Salt on your pizza? Why not? Salt enhances the natural flavors  of just about anything.
Salt on your pizza? Why not? Salt enhances the natural flavors of just about anything.

A slice of juicy watermelon is the perfect summertime treat – refreshing and light and just the right amount of sweet. Next time you cut open a watermelon, though, try this weird little trick: sprinkle a slice with a pinch of salt. Salty watermelon? I know, it sounds wrong, but instead of tasting salty, the watermelon will pop with sweetness.

Taste is the least understood of the five senses. There is no single organ, chemical receptor or neuron in the human body that's solely responsible for decoding the molecules and compounds in foods and translating them into flavors. Yet our bodies and brains work together to quickly differentiate salty from sweet, bitter from sour, and yucky from yummy.

As little as we understand about the chemistry of taste, we know that certain naturally occurring substances and chemical additives have the mysterious effect of enhancing the flavor of food. Salt is the classic flavor enhancer. For 10,000 years, humans have been adding salt to their food, initially as a preservative, but also because salt has the power to make even the most bitter vegetables and gamy meats taste delicious [source: Henney et al.].

Glutamate is another naturally occurring substance believed to give foods like seaweed, mushrooms and Parmesan cheese their distinctly savory and almost meaty flavor. In the early 20th century, Japanese researchers isolated pure glutamate and paired it with the salty kick of sodium to create one of the most potent and controversial flavor enhancers of all time: monosodium glutamate or MSG.

All of us consume flavor enhancers every day, sometimes in alarming amounts. They are added to our favorite processed foods, restaurant meals and snacks to make the sweet and savory flavors "sing" and to suppress hints of chemical bitterness. Nacho Cheese Doritos, one of the most objectively delicious snacks on the planet, contain not only loads of MSG, but seven other glutamate-rich ingredients (like Romano cheese, and onion and garlic powders). They also have plenty of salt [source: Souza].

Even the healthiest home cook knows how a few cranks of salt, a dash of soy sauce or a dollop of glutamate-rich Maggi sauce can make the difference between health-food blandness and the clean-plate club. But why?

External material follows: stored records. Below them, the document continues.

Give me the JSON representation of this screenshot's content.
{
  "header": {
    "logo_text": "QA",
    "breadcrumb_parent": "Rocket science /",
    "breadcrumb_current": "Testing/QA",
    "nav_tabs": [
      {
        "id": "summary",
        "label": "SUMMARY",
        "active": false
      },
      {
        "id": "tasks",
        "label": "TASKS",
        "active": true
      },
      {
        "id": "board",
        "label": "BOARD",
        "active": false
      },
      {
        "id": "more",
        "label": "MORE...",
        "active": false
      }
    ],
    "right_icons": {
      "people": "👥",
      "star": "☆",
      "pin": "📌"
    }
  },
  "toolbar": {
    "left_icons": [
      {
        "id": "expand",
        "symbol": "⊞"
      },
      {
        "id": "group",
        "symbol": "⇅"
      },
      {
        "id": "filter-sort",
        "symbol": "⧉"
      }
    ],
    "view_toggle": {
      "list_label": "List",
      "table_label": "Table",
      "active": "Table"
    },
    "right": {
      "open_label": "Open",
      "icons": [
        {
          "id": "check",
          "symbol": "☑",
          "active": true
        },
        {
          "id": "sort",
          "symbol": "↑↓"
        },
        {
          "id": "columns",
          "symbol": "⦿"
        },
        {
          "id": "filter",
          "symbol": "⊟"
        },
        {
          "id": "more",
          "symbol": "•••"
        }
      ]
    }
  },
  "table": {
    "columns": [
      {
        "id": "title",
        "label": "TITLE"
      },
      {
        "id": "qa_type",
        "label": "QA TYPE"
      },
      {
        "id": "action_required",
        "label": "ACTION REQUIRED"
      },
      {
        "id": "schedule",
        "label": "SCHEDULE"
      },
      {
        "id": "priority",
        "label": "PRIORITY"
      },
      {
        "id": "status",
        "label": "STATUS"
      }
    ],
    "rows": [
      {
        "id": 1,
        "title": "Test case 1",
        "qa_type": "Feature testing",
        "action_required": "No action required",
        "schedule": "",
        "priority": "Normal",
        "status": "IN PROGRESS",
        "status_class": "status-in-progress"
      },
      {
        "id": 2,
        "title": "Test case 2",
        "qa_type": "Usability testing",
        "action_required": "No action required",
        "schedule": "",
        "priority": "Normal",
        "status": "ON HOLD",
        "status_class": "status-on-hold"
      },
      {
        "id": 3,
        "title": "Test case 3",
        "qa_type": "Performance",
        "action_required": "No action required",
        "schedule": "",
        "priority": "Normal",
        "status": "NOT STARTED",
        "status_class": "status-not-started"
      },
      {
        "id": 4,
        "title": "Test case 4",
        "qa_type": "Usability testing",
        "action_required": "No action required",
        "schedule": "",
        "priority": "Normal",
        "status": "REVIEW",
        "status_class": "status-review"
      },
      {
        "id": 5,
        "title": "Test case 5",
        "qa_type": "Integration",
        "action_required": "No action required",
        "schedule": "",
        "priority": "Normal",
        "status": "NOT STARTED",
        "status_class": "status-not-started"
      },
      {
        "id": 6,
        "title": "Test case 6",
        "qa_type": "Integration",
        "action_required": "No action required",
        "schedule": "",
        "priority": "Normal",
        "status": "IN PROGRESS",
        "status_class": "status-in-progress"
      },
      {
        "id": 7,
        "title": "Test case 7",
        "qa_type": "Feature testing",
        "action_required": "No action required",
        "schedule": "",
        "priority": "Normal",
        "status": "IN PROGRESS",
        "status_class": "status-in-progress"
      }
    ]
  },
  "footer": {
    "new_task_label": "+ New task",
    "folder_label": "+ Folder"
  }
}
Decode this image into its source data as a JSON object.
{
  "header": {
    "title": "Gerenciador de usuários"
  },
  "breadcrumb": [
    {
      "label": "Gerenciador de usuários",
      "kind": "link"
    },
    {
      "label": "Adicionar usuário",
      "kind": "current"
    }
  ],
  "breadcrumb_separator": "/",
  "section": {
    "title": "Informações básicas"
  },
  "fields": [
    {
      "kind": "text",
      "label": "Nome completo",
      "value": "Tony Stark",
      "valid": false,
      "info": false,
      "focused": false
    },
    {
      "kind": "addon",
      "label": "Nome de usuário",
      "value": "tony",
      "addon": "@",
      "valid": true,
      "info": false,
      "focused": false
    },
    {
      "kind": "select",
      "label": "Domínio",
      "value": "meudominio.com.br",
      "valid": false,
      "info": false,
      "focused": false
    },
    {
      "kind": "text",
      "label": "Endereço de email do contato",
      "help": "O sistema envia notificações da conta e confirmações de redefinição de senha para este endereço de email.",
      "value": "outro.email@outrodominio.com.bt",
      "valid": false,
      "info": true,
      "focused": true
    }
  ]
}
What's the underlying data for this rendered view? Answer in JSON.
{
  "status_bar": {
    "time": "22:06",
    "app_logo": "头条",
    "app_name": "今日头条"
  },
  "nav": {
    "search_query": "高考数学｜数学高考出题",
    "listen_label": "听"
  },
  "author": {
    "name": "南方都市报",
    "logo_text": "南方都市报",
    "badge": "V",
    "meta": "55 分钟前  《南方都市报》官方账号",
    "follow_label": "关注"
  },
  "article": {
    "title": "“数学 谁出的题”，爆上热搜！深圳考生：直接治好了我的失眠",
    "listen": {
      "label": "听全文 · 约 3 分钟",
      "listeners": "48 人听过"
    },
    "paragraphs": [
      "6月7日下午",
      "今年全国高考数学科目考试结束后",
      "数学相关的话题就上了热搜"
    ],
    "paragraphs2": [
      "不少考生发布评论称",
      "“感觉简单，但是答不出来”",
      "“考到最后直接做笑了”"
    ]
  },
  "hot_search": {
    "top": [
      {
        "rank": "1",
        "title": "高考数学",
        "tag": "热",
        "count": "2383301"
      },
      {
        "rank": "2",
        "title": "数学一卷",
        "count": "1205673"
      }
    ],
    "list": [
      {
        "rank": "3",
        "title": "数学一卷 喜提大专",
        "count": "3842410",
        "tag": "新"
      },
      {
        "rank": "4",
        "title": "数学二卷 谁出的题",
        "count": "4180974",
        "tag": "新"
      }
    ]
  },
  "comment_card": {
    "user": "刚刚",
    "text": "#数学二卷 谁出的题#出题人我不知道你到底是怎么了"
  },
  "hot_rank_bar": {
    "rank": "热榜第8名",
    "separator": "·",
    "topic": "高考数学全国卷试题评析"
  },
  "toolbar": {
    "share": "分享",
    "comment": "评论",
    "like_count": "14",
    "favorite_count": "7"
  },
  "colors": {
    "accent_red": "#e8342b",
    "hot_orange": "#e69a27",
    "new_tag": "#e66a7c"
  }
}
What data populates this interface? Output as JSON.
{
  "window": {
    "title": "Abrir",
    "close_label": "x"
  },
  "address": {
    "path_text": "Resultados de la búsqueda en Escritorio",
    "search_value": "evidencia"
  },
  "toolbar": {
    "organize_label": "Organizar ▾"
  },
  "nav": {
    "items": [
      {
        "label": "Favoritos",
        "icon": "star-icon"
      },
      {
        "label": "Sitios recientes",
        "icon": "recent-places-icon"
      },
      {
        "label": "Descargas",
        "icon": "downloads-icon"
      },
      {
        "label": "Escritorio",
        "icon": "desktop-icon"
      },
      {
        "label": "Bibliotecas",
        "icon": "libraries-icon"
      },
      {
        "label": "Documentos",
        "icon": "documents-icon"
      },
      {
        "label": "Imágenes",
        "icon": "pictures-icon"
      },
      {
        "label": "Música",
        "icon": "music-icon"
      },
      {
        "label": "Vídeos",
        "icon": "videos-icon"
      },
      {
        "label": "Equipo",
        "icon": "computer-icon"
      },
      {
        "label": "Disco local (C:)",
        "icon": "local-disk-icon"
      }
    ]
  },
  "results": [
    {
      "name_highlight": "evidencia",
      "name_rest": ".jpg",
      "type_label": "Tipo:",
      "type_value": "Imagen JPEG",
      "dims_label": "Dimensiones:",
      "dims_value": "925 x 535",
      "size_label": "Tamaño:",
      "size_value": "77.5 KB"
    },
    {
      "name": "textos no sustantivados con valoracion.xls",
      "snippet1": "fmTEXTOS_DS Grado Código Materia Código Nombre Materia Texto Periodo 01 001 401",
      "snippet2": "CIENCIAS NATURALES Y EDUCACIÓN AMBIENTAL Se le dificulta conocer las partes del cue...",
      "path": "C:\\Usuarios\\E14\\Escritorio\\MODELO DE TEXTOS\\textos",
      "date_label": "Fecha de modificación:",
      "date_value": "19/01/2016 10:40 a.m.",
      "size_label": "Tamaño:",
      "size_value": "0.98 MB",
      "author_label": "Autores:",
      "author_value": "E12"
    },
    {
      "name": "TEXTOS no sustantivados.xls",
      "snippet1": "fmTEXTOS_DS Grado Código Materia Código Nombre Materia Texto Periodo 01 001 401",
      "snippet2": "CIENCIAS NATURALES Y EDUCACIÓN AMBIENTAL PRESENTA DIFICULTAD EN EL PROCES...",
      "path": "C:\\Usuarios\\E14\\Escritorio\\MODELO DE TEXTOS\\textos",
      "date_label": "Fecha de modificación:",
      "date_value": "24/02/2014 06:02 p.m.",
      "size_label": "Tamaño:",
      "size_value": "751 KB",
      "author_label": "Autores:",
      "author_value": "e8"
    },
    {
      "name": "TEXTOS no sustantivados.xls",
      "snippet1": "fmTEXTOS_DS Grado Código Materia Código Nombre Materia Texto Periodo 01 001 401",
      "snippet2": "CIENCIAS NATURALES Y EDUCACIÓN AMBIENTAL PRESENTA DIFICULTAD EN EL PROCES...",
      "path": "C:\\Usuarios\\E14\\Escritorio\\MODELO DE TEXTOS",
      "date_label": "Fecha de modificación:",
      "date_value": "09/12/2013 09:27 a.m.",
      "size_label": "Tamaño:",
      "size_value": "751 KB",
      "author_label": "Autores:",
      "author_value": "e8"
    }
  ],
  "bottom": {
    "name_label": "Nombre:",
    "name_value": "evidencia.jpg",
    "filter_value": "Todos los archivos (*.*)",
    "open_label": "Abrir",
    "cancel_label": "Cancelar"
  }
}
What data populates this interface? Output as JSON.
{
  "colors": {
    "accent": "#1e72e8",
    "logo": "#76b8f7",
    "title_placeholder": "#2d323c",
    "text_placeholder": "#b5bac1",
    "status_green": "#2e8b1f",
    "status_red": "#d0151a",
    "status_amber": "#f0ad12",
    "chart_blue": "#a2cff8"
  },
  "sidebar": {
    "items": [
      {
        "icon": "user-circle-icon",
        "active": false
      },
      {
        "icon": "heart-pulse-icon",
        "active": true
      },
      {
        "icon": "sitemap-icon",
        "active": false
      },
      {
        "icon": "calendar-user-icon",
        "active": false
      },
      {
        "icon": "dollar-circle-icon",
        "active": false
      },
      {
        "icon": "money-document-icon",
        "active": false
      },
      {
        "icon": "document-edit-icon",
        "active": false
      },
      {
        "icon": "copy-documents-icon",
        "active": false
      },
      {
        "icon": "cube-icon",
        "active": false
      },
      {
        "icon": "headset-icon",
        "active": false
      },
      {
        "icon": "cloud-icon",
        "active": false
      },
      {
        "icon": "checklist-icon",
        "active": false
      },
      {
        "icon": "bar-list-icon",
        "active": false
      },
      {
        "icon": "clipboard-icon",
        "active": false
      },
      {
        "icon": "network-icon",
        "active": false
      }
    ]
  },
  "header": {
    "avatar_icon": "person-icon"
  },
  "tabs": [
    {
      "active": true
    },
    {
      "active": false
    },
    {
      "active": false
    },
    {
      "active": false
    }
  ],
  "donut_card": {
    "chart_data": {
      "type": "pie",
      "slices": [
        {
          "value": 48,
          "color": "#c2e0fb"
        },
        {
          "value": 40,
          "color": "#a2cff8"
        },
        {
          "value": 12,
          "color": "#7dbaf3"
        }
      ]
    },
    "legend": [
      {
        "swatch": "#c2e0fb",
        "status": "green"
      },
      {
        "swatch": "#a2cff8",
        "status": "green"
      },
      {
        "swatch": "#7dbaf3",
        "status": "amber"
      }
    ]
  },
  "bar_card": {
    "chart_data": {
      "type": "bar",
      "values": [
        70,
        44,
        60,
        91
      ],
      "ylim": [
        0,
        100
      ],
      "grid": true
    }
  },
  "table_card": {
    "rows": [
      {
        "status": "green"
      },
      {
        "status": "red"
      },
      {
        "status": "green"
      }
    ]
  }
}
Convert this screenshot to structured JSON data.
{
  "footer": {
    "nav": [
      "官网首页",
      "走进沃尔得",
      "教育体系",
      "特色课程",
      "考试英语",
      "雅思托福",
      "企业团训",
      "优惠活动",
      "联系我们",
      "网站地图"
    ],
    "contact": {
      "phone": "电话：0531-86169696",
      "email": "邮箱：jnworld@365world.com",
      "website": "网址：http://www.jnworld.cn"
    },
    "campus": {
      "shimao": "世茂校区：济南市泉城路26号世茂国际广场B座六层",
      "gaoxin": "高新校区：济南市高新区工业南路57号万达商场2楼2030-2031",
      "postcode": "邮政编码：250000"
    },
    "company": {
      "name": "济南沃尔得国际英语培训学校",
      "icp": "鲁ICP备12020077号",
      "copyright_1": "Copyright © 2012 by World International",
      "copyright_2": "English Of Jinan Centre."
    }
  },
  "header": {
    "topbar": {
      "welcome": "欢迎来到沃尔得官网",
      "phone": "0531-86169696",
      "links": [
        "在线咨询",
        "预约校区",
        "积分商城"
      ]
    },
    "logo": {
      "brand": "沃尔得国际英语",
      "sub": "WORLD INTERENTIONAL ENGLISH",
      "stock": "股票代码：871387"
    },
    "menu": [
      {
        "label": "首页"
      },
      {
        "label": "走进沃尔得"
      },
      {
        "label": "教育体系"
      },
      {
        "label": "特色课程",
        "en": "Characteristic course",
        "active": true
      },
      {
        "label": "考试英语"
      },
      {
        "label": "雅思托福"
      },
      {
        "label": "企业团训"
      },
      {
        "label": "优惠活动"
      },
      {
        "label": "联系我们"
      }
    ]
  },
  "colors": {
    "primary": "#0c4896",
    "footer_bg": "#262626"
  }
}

Join us as we investigate the science of taste and learn how a handful of natural compounds and controversial chemicals can trick our brains into saying "more!"